Conversely, historical homes may offer less in terms of energy efficiency but could be located in stable or sought-after areas where property values hold or increase steadily. Again, property market trends can offer insights here. You might find that older homes in certain postcodes are experiencing a renaissance, pushing up their desirability and value.

When you’re weighing up the options, remember that the nuances of the local market are just as important as the broader trends. This knowledge can give you the upper hand, especially if you are prepared to negotiate terms with property developers. Developers may be open to concessions on price or might throw in extras to secure a sale if they understand you’ve done your homework on the local market conditions.

The decision between a new build and an older home in Scotland shouldn’t be made in a vacuum. Rather, it should be made with a solid understanding of current market trends, a strategy for negotiating with property developers based on these trends, and an appreciation for the unique characteristics of the Scottish property landscape. Whether it’s the charm of an older home or the allure of a modern development, the market dynamics in play will help determine the best choice for your circumstances.


In this blog post, we’ve delved into the important considerations when choosing between new build homes and older properties. We’ve compared how architectural styles, compliance with building codes, and maintenance needs can influence your living experience. While new builds tantalise with energy-saving features and warranties, older houses charm with unique character and potential for personalisation. Yet both choices come with potential downsides, from maintenance woes to heritage restrictions.
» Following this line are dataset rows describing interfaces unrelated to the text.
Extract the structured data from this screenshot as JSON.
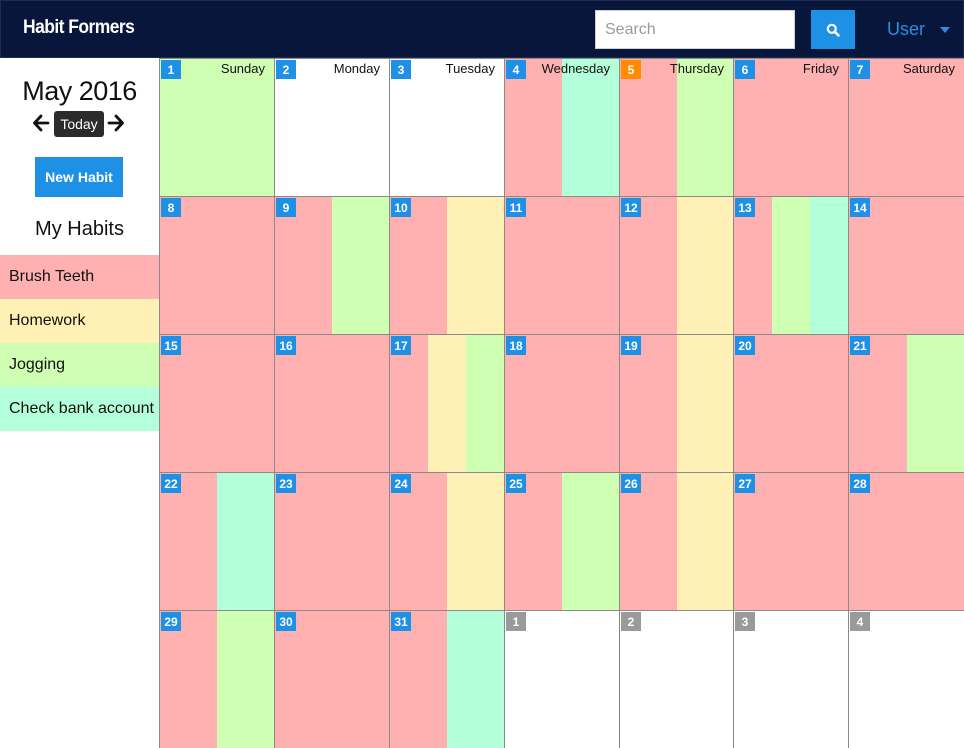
{
  "app": {
    "brand": "Habit Formers"
  },
  "search": {
    "placeholder": "Search"
  },
  "user_menu": {
    "label": "User"
  },
  "sidebar": {
    "month_title": "May 2016",
    "today_label": "Today",
    "new_habit_label": "New Habit",
    "habits_heading": "My Habits"
  },
  "habits": [
    {
      "name": "Brush Teeth",
      "color": "#ffb1b1"
    },
    {
      "name": "Homework",
      "color": "#fff0b5"
    },
    {
      "name": "Jogging",
      "color": "#cfffb3"
    },
    {
      "name": "Check bank account",
      "color": "#b3ffd9"
    }
  ],
  "colors": {
    "navbar": "#07163a",
    "accent_blue": "#1e90e6",
    "badge_current_month": "#1e90e6",
    "badge_today": "#ff8c00",
    "badge_other_month": "#9a9a9a"
  },
  "weekdays": [
    "Sunday",
    "Monday",
    "Tuesday",
    "Wednesday",
    "Thursday",
    "Friday",
    "Saturday"
  ],
  "calendar": {
    "weeks": [
      [
        {
          "day": "1",
          "status": "current",
          "habits": [
            2
          ]
        },
        {
          "day": "2",
          "status": "current",
          "habits": []
        },
        {
          "day": "3",
          "status": "current",
          "habits": []
        },
        {
          "day": "4",
          "status": "current",
          "habits": [
            0,
            3
          ]
        },
        {
          "day": "5",
          "status": "today",
          "habits": [
            0,
            2
          ]
        },
        {
          "day": "6",
          "status": "current",
          "habits": [
            0
          ]
        },
        {
          "day": "7",
          "status": "current",
          "habits": [
            0
          ]
        }
      ],
      [
        {
          "day": "8",
          "status": "current",
          "habits": [
            0
          ]
        },
        {
          "day": "9",
          "status": "current",
          "habits": [
            0,
            2
          ]
        },
        {
          "day": "10",
          "status": "current",
          "habits": [
            0,
            1
          ]
        },
        {
          "day": "11",
          "status": "current",
          "habits": [
            0
          ]
        },
        {
          "day": "12",
          "status": "current",
          "habits": [
            0,
            1
          ]
        },
        {
          "day": "13",
          "status": "current",
          "habits": [
            0,
            2,
            3
          ]
        },
        {
          "day": "14",
          "status": "current",
          "habits": [
            0
          ]
        }
      ],
      [
        {
          "day": "15",
          "status": "current",
          "habits": [
            0
          ]
        },
        {
          "day": "16",
          "status": "current",
          "habits": [
            0
          ]
        },
        {
          "day": "17",
          "status": "current",
          "habits": [
            0,
            1,
            2
          ]
        },
        {
          "day": "18",
          "status": "current",
          "habits": [
            0
          ]
        },
        {
          "day": "19",
          "status": "current",
          "habits": [
            0,
            1
          ]
        },
        {
          "day": "20",
          "status": "current",
          "habits": [
            0
          ]
        },
        {
          "day": "21",
          "status": "current",
          "habits": [
            0,
            2
          ]
        }
      ],
      [
        {
          "day": "22",
          "status": "current",
          "habits": [
            0,
            3
          ]
        },
        {
          "day": "23",
          "status": "current",
          "habits": [
            0
          ]
        },
        {
          "day": "24",
          "status": "current",
          "habits": [
            0,
            1
          ]
        },
        {
          "day": "25",
          "status": "current",
          "habits": [
            0,
            2
          ]
        },
        {
          "day": "26",
          "status": "current",
          "habits": [
            0,
            1
          ]
        },
        {
          "day": "27",
          "status": "current",
          "habits": [
            0
          ]
        },
        {
          "day": "28",
          "status": "current",
          "habits": [
            0
          ]
        }
      ],
      [
        {
          "day": "29",
          "status": "current",
          "habits": [
            0,
            2
          ]
        },
        {
          "day": "30",
          "status": "current",
          "habits": [
            0
          ]
        },
        {
          "day": "31",
          "status": "current",
          "habits": [
            0,
            3
          ]
        },
        {
          "day": "1",
          "status": "other",
          "habits": []
        },
        {
          "day": "2",
          "status": "other",
          "habits": []
        },
        {
          "day": "3",
          "status": "other",
          "habits": []
        },
        {
          "day": "4",
          "status": "other",
          "habits": []
        }
      ]
    ]
  }
}
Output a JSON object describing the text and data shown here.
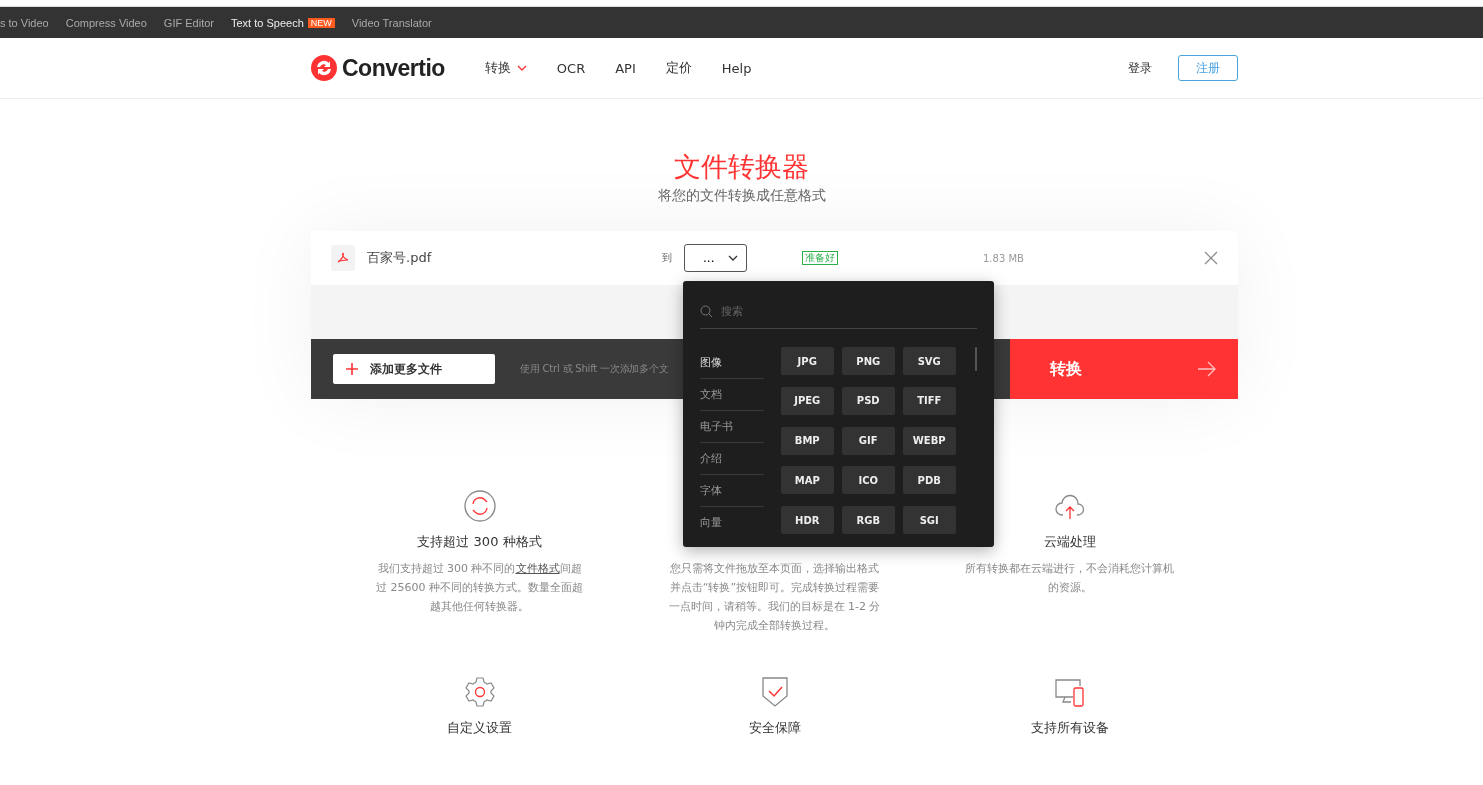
{
  "top_bar": {
    "links": [
      {
        "label": "s to Video"
      },
      {
        "label": "Compress Video"
      },
      {
        "label": "GIF Editor"
      },
      {
        "label": "Text to Speech",
        "badge": "NEW"
      },
      {
        "label": "Video Translator"
      }
    ]
  },
  "header": {
    "logo": "Convertio",
    "nav": [
      {
        "label": "转换",
        "dropdown": true
      },
      {
        "label": "OCR",
        "dropdown": false
      },
      {
        "label": "API",
        "dropdown": false
      },
      {
        "label": "定价",
        "dropdown": false
      },
      {
        "label": "Help",
        "dropdown": false
      }
    ],
    "login": "登录",
    "signup": "注册"
  },
  "hero": {
    "title": "文件转换器",
    "subtitle": "将您的文件转换成任意格式"
  },
  "file": {
    "name": "百家号.pdf",
    "to_label": "到",
    "format": "...",
    "status": "准备好",
    "size": "1.83 MB"
  },
  "actions": {
    "add_button": "添加更多文件",
    "hint": "使用 Ctrl 或 Shift 一次添加多个文",
    "convert_button": "转换"
  },
  "format_menu": {
    "search_placeholder": "搜索",
    "categories": [
      {
        "label": "图像",
        "selected": true
      },
      {
        "label": "文档",
        "selected": false
      },
      {
        "label": "电子书",
        "selected": false
      },
      {
        "label": "介绍",
        "selected": false
      },
      {
        "label": "字体",
        "selected": false
      },
      {
        "label": "向量",
        "selected": false
      }
    ],
    "formats": [
      "JPG",
      "PNG",
      "SVG",
      "JPEG",
      "PSD",
      "TIFF",
      "BMP",
      "GIF",
      "WEBP",
      "MAP",
      "ICO",
      "PDB",
      "HDR",
      "RGB",
      "SGI"
    ]
  },
  "features": [
    {
      "kind": "formats",
      "title": "支持超过 300 种格式",
      "text": "我们支持超过 300 种不同的",
      "link": "文件格式",
      "text_after": "间超过 25600 种不同的转换方式。数量全面超越其他任何转换器。"
    },
    {
      "kind": "covered",
      "text": "您只需将文件拖放至本页面，选择输出格式并点击“转换”按钮即可。完成转换过程需要一点时间，请稍等。我们的目标是在 1-2 分钟内完成全部转换过程。"
    },
    {
      "kind": "cloud",
      "title": "云端处理",
      "text": "所有转换都在云端进行，不会消耗您计算机的资源。"
    },
    {
      "kind": "gear",
      "title": "自定义设置"
    },
    {
      "kind": "shield",
      "title": "安全保障"
    },
    {
      "kind": "devices",
      "title": "支持所有设备"
    }
  ]
}
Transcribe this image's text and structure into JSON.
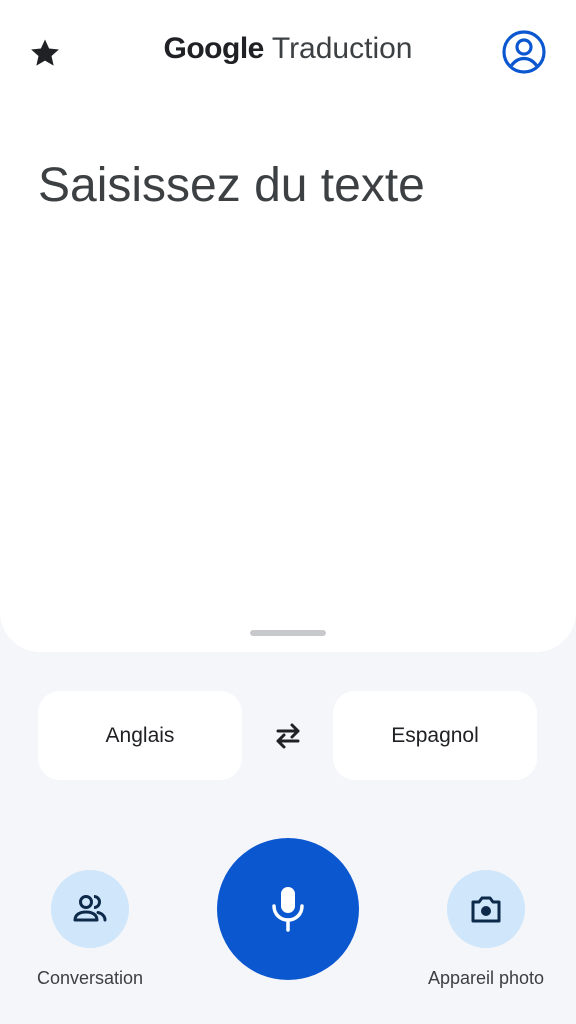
{
  "header": {
    "brand": "Google",
    "product": "Traduction"
  },
  "input": {
    "placeholder": "Saisissez du texte"
  },
  "languages": {
    "source": "Anglais",
    "target": "Espagnol"
  },
  "actions": {
    "conversation_label": "Conversation",
    "camera_label": "Appareil photo"
  },
  "icons": {
    "star": "star-icon",
    "account": "account-circle-icon",
    "swap": "swap-arrows-icon",
    "conversation": "people-icon",
    "microphone": "microphone-icon",
    "camera": "camera-icon"
  },
  "colors": {
    "accent": "#0b57d0",
    "accent_light": "#cfe6fb",
    "background": "#f4f6fa"
  }
}
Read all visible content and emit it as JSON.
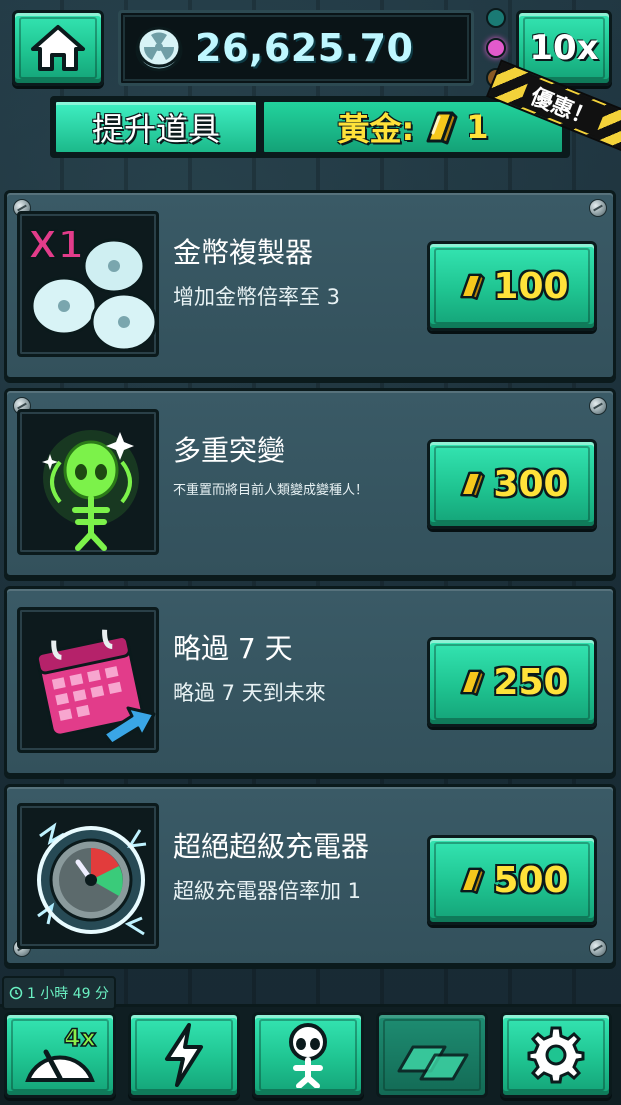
{
  "header": {
    "currency_amount": "26,625.70",
    "multiplier_label": "10x"
  },
  "tabs": {
    "upgrades_label": "提升道具",
    "gold_label": "黃金:",
    "gold_count": "1",
    "sale_label": "優惠！"
  },
  "items": [
    {
      "title": "金幣複製器",
      "desc": "增加金幣倍率至 3",
      "price": "100",
      "icon": "coin-copier-icon",
      "badge": "X1"
    },
    {
      "title": "多重突變",
      "desc": "不重置而將目前人類變成變種人！",
      "price": "300",
      "icon": "mutant-icon"
    },
    {
      "title": "略過 7 天",
      "desc": "略過 7 天到未來",
      "price": "250",
      "icon": "calendar-skip-icon"
    },
    {
      "title": "超絕超級充電器",
      "desc": "超級充電器倍率加 1",
      "price": "500",
      "icon": "super-charger-icon"
    }
  ],
  "footer": {
    "timer_text": "1 小時 49 分",
    "speed_badge": "4x"
  },
  "colors": {
    "accent_teal": "#1fc491",
    "gold": "#ffe23a",
    "panel": "#3a5a66"
  }
}
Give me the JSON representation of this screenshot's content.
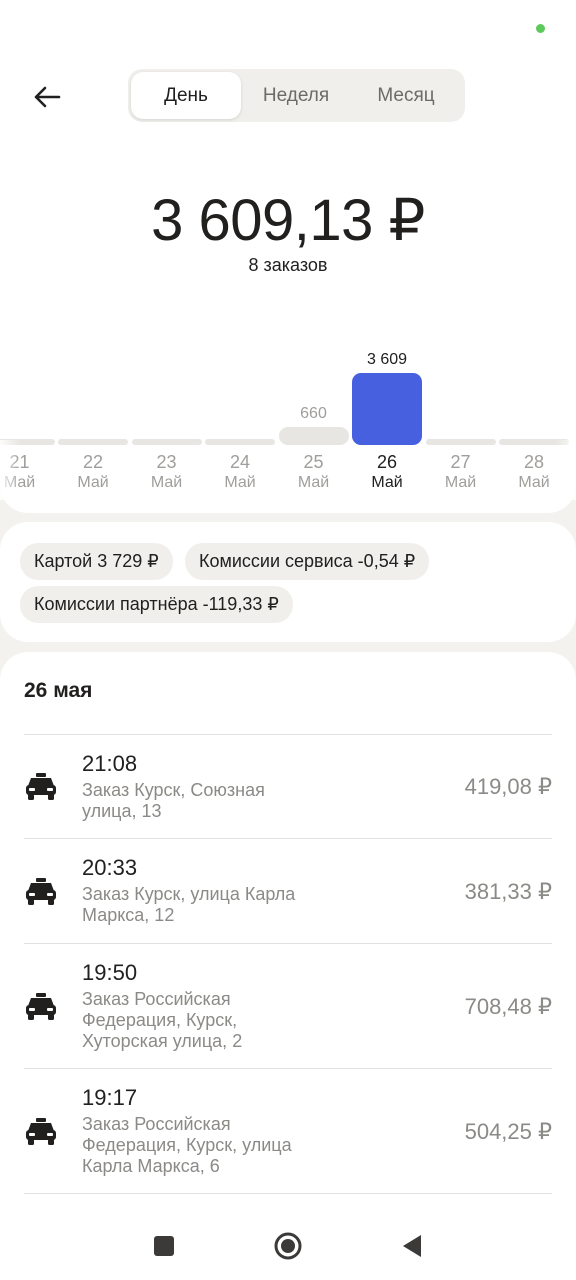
{
  "header": {
    "back_icon": "arrow-left-icon",
    "tabs": [
      {
        "label": "День",
        "active": true
      },
      {
        "label": "Неделя",
        "active": false
      },
      {
        "label": "Месяц",
        "active": false
      }
    ]
  },
  "summary": {
    "total": "3 609,13 ₽",
    "orders": "8 заказов"
  },
  "chart_data": {
    "type": "bar",
    "categories": [
      "21 Май",
      "22 Май",
      "23 Май",
      "24 Май",
      "25 Май",
      "26 Май",
      "27 Май",
      "28 Май"
    ],
    "days": [
      {
        "num": "21",
        "month": "Май",
        "value": 0,
        "label": ""
      },
      {
        "num": "22",
        "month": "Май",
        "value": 0,
        "label": ""
      },
      {
        "num": "23",
        "month": "Май",
        "value": 0,
        "label": ""
      },
      {
        "num": "24",
        "month": "Май",
        "value": 0,
        "label": ""
      },
      {
        "num": "25",
        "month": "Май",
        "value": 660,
        "label": "660"
      },
      {
        "num": "26",
        "month": "Май",
        "value": 3609,
        "label": "3 609"
      },
      {
        "num": "27",
        "month": "Май",
        "value": 0,
        "label": ""
      },
      {
        "num": "28",
        "month": "Май",
        "value": 0,
        "label": ""
      }
    ],
    "values": [
      0,
      0,
      0,
      0,
      660,
      3609,
      0,
      0
    ],
    "selected_index": 5,
    "colors": {
      "selected": "#4660e0",
      "normal": "#e8e6e2"
    }
  },
  "chips": {
    "card": "Картой 3 729 ₽",
    "service_fee": "Комиссии сервиса -0,54 ₽",
    "partner_fee": "Комиссии партнёра -119,33 ₽"
  },
  "orders": {
    "date": "26 мая",
    "icon": "taxi-car-icon",
    "items": [
      {
        "time": "21:08",
        "address": "Заказ Курск, Союзная улица, 13",
        "price": "419,08 ₽"
      },
      {
        "time": "20:33",
        "address": "Заказ Курск, улица Карла Маркса, 12",
        "price": "381,33 ₽"
      },
      {
        "time": "19:50",
        "address": "Заказ Российская Федерация, Курск, Хуторская улица, 2",
        "price": "708,48 ₽"
      },
      {
        "time": "19:17",
        "address": "Заказ Российская Федерация, Курск, улица Карла Маркса, 6",
        "price": "504,25 ₽"
      }
    ]
  },
  "navbar": {
    "items": [
      "recents-square-icon",
      "home-circle-icon",
      "back-triangle-icon"
    ]
  }
}
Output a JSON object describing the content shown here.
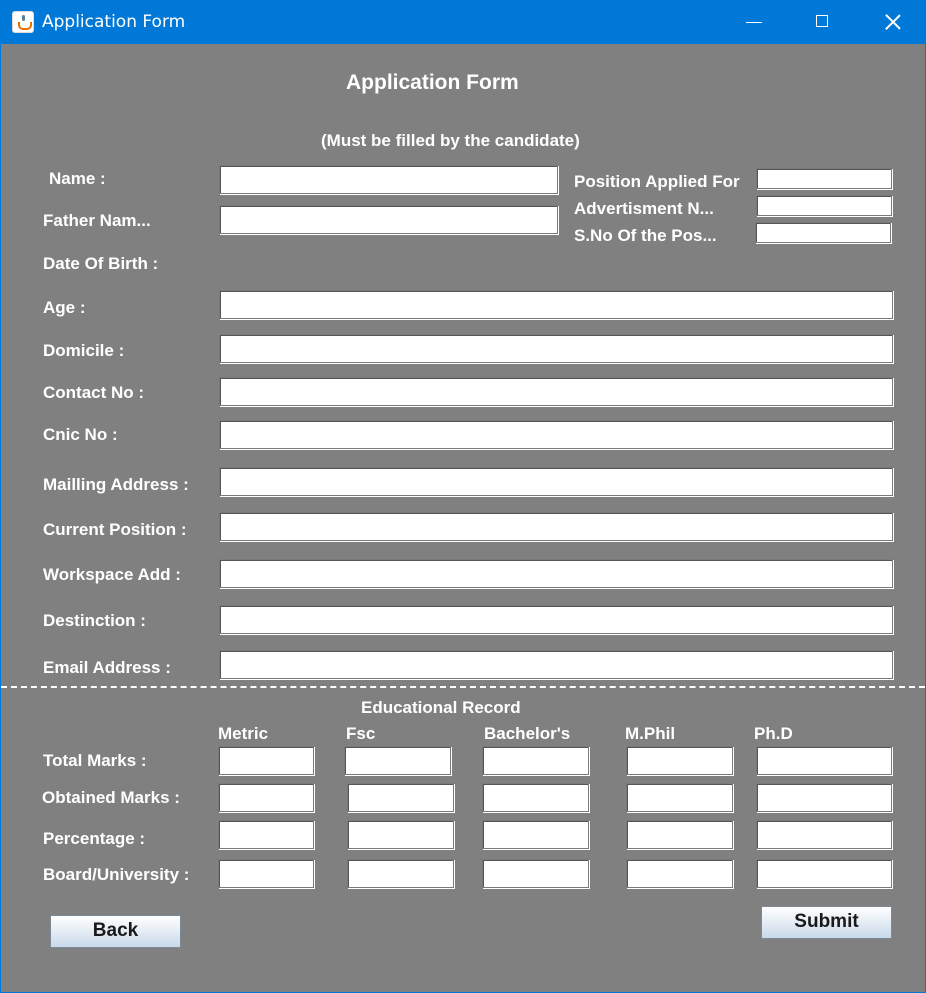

Financial strategies also vary, affecting everything from property chains to investment values. First-time buyers have much to contemplate, with distinct benefits for each option and government schemes at play. In the context of the Scottish property market, current trends can significantly sway your decision-making process. Ultimately, whether you’re drawn to modern convenience or historical allure, your choice should align with your personal needs, financial situation, and long-term satisfaction.


What are the main differences between new builds and older properties?

New builds typically feature modern home features such as open-plan layouts and energy-efficient designs that comply with current building codes. In contrast, older properties offer unique architectural details and may require upgrades to be fully compliant with health and safety standards. They also tend to come with more maintenance issues related to their age.

Are new build homes more energy efficient than older properties?

Yes, new build homes are usually more energy-efficient due to:

  • High-quality insulation in walls, roofs, and floors.
  • Double or triple-glazed windows to minimise heat loss.
  • Modern heating systems that reduce energy consumption.
  • Energy-efficient lighting, such as LEDs, resulting in lower utility bills.

What are the benefits of investing in an older house?

Investing in an older house offers:

  • A unique character and historical significance that’s hard to replicate.
  • Renovation potential allowing for personalised home styling.
  • Craftsmanship from a bygone era, often using high-quality materials.

What potential drawbacks should be considered when purchasing a new build property?

When purchasing a new build, you might face:

  • The need to address ‘snag list’ items, such as minor defects.
  • Settling-in issues, such as superficial cracks as the house adapts to its foundations.
  • The possibility of construction elements underperforming over time, potentially increasing maintenance costs.

What are common challenges associated with older properties?

Challenges associated with older properties include:

  • Necessity for roofing and structural repairs due to wear and tear.
  • Requirement to update potentially outdated plumbing and electrical systems.
  • Issues with dampness and poor insulation, leading to higher energy bills.
  • Heritage property restrictions that can limit renovation options.